Segment Open
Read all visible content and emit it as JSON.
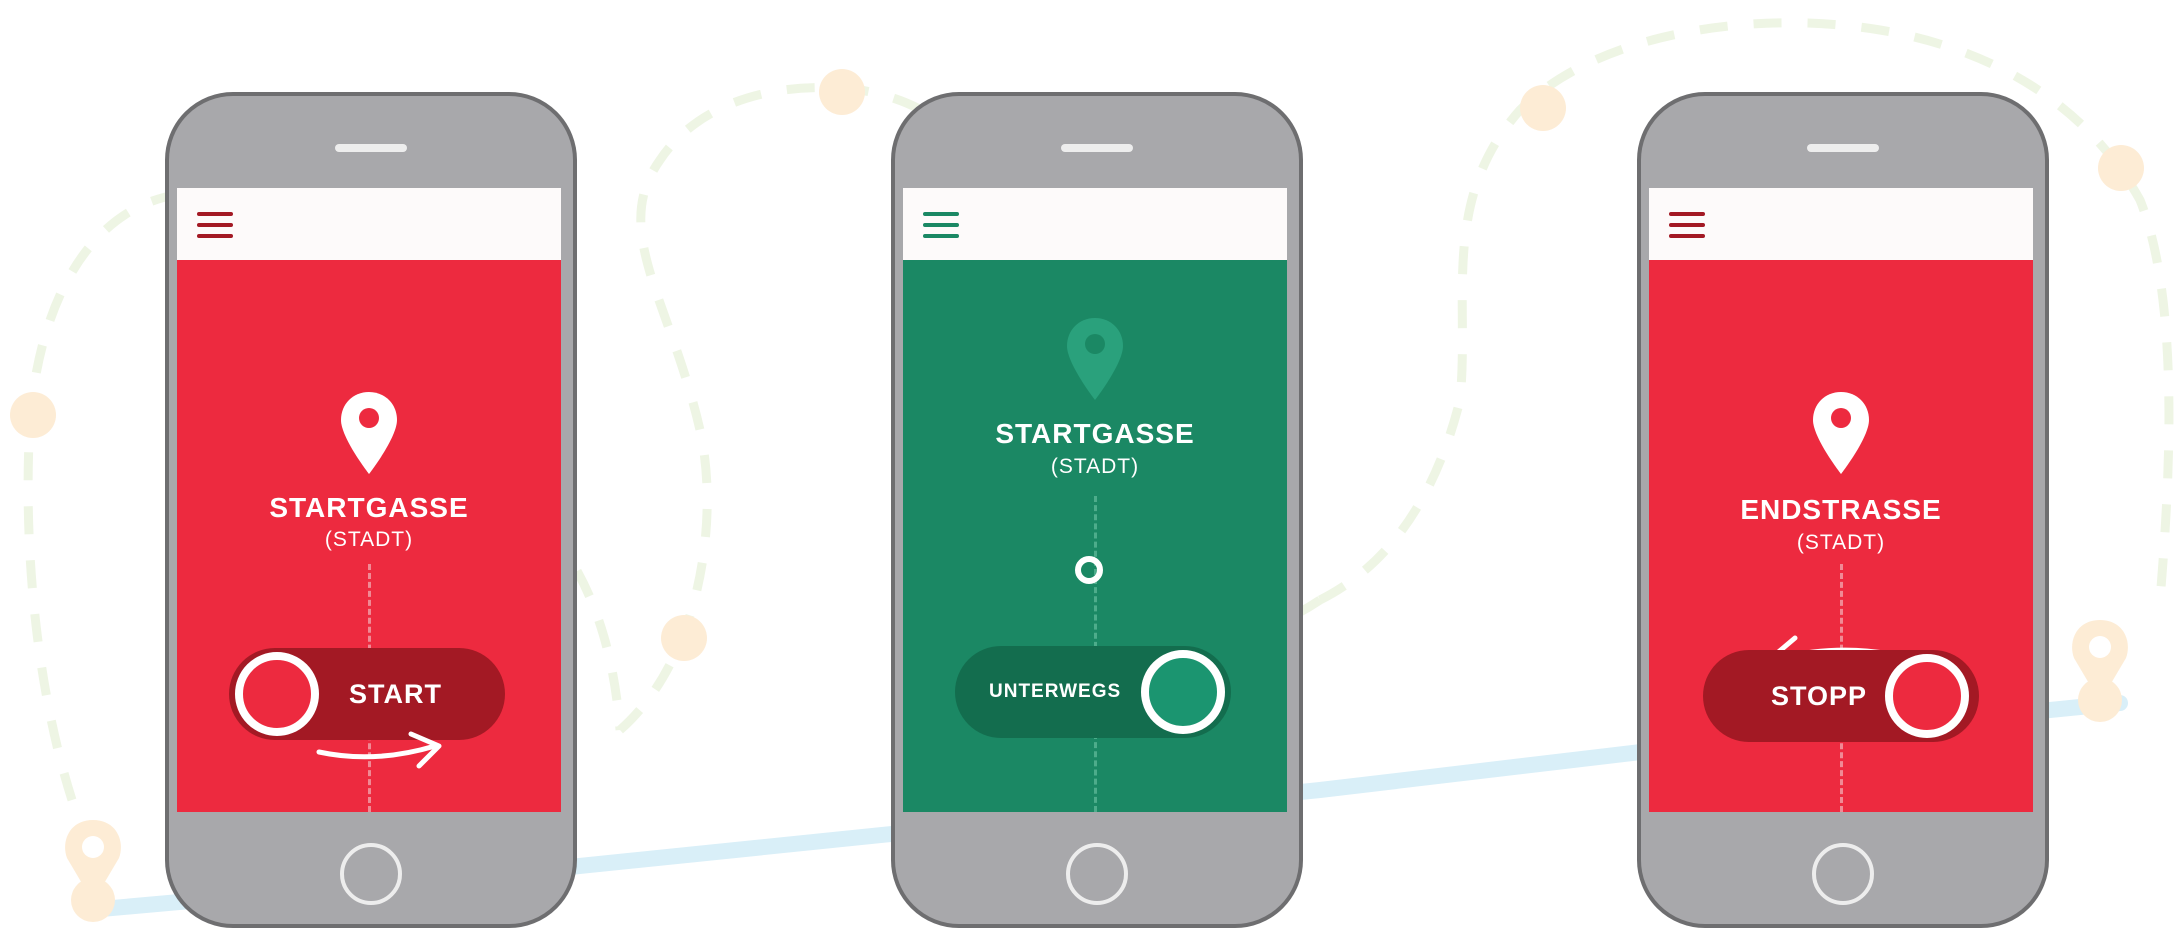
{
  "colors": {
    "red": "#ed2a3f",
    "red_dark": "#a31924",
    "green": "#1b8864",
    "green_dark": "#136d4e",
    "green_light": "#2aa17c",
    "phone_gray": "#a8a8ab",
    "phone_outline": "#6e6e70",
    "route_blue": "#d9eff8",
    "dash_green": "#eef5e4",
    "peach": "#fdecd5"
  },
  "icons": [
    "menu-icon",
    "location-pin-icon",
    "swipe-arrow-icon"
  ],
  "screens": [
    {
      "state": "start",
      "place": "STARTGASSE",
      "sub": "(STADT)",
      "action": "START"
    },
    {
      "state": "underway",
      "place": "STARTGASSE",
      "sub": "(STADT)",
      "action": "UNTERWEGS"
    },
    {
      "state": "stop",
      "place": "ENDSTRASSE",
      "sub": "(STADT)",
      "action": "STOPP"
    }
  ]
}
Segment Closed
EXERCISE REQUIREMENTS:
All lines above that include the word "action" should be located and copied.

RESPONSE TO THE TASK:
      "action": "START"
      "action": "UNTERWEGS"
      "action": "STOPP"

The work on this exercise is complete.